Let us help you share your story with a custom logo or designed apparel by using screen printing. Screen printing is a centuries old traditional method of transferring inks and designs on to a designated surface, most typically a shirt, through a woven mesh stencil.
Each color used in the design is printed separately with its own screen. This means a design must first be broken down into different layers by color. Next, a woven screen stencil is used to apply a single color of ink at a time; one stencil per color used in the shirt’s design.The ink is pulled across the stencil using a blade or foam tool, producing a single layer of the design with full, saturated color. The item is than dried in large dryer tunnels to seal the ink.
Best Uses for Screen Printing:
- Large Events & Races
- Retail Sales
- Quantity 144 - 10,000
It is long lasting. Due to the thickness and complexity of the inks used in screen printing, designs placed with this method can endure far more stress than other methods without losing the quality of the print.
It is good for large quantity orders and is cost effective. This method requires individual screens for every color used in an artwork and it is best used for large orders. It is great for when clients need to place big orders and want to save money. The cost will go down with the more garments placed in an order.
It leaves a great finish and vibrant colors. Screen printing results are hard to replicate by other printing techniques. It leaves a satisfying look and hand feel to the apparel it is printed on.
It is not practical for small orders. Screen printing takes a lot of preparation before the process begins. This method is not the best for “on-demand” and quick printing orders.
Better for less colors. The more colors that are needed the more expensive the cost becomes. A custom screen is needed for each color of a design and can complicate the process and make it more expensive. It is best to keep designs simple using as few tones as possible.

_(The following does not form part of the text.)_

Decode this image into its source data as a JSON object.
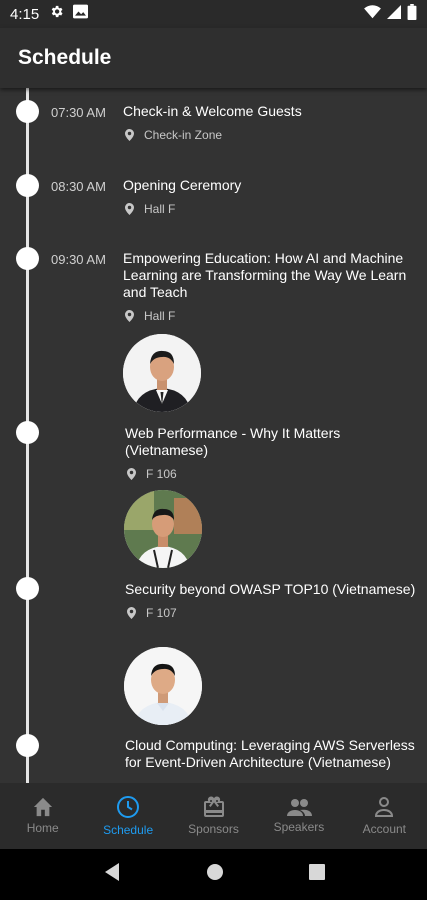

It is not the best for the environment. Even with advances in technology and improvements to the technique and inks used, screen printing uses a lot of water inefficiently. Water is used to mix up inks and clean the screens, so making a lot of shirts in this method adds up to a lot of water wasted.